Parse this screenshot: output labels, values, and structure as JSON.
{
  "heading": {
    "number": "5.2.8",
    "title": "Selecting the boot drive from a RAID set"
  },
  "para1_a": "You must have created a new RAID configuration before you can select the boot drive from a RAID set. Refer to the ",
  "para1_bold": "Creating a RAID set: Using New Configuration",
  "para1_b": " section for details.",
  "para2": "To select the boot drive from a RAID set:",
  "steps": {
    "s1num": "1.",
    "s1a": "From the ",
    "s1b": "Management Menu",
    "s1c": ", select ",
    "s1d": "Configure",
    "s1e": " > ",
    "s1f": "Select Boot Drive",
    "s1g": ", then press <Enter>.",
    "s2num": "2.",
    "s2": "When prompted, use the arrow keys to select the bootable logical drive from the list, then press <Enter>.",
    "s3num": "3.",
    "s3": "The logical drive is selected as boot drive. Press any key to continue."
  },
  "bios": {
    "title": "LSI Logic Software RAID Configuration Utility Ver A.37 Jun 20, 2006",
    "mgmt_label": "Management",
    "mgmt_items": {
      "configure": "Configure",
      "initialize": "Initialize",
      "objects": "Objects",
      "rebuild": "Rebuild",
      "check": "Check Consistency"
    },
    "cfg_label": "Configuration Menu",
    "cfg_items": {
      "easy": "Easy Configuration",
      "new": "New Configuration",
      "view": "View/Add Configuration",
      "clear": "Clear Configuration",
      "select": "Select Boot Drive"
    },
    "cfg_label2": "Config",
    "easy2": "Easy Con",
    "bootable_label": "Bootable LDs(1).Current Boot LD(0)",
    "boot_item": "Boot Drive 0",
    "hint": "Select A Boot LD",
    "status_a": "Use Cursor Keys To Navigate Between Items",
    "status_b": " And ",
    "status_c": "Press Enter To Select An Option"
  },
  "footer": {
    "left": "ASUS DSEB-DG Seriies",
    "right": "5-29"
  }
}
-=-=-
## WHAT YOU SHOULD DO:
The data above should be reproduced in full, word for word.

## ANSWER TO THIS TASK:
Parse this screenshot: output labels, values, and structure as JSON.
{
  "heading": {
    "number": "5.2.8",
    "title": "Selecting the boot drive from a RAID set"
  },
  "para1_a": "You must have created a new RAID configuration before you can select the boot drive from a RAID set. Refer to the ",
  "para1_bold": "Creating a RAID set: Using New Configuration",
  "para1_b": " section for details.",
  "para2": "To select the boot drive from a RAID set:",
  "steps": {
    "s1num": "1.",
    "s1a": "From the ",
    "s1b": "Management Menu",
    "s1c": ", select ",
    "s1d": "Configure",
    "s1e": " > ",
    "s1f": "Select Boot Drive",
    "s1g": ", then press <Enter>.",
    "s2num": "2.",
    "s2": "When prompted, use the arrow keys to select the bootable logical drive from the list, then press <Enter>.",
    "s3num": "3.",
    "s3": "The logical drive is selected as boot drive. Press any key to continue."
  },
  "bios": {
    "title": "LSI Logic Software RAID Configuration Utility Ver A.37 Jun 20, 2006",
    "mgmt_label": "Management",
    "mgmt_items": {
      "configure": "Configure",
      "initialize": "Initialize",
      "objects": "Objects",
      "rebuild": "Rebuild",
      "check": "Check Consistency"
    },
    "cfg_label": "Configuration Menu",
    "cfg_items": {
      "easy": "Easy Configuration",
      "new": "New Configuration",
      "view": "View/Add Configuration",
      "clear": "Clear Configuration",
      "select": "Select Boot Drive"
    },
    "cfg_label2": "Config",
    "easy2": "Easy Con",
    "bootable_label": "Bootable LDs(1).Current Boot LD(0)",
    "boot_item": "Boot Drive 0",
    "hint": "Select A Boot LD",
    "status_a": "Use Cursor Keys To Navigate Between Items",
    "status_b": " And ",
    "status_c": "Press Enter To Select An Option"
  },
  "footer": {
    "left": "ASUS DSEB-DG Seriies",
    "right": "5-29"
  }
}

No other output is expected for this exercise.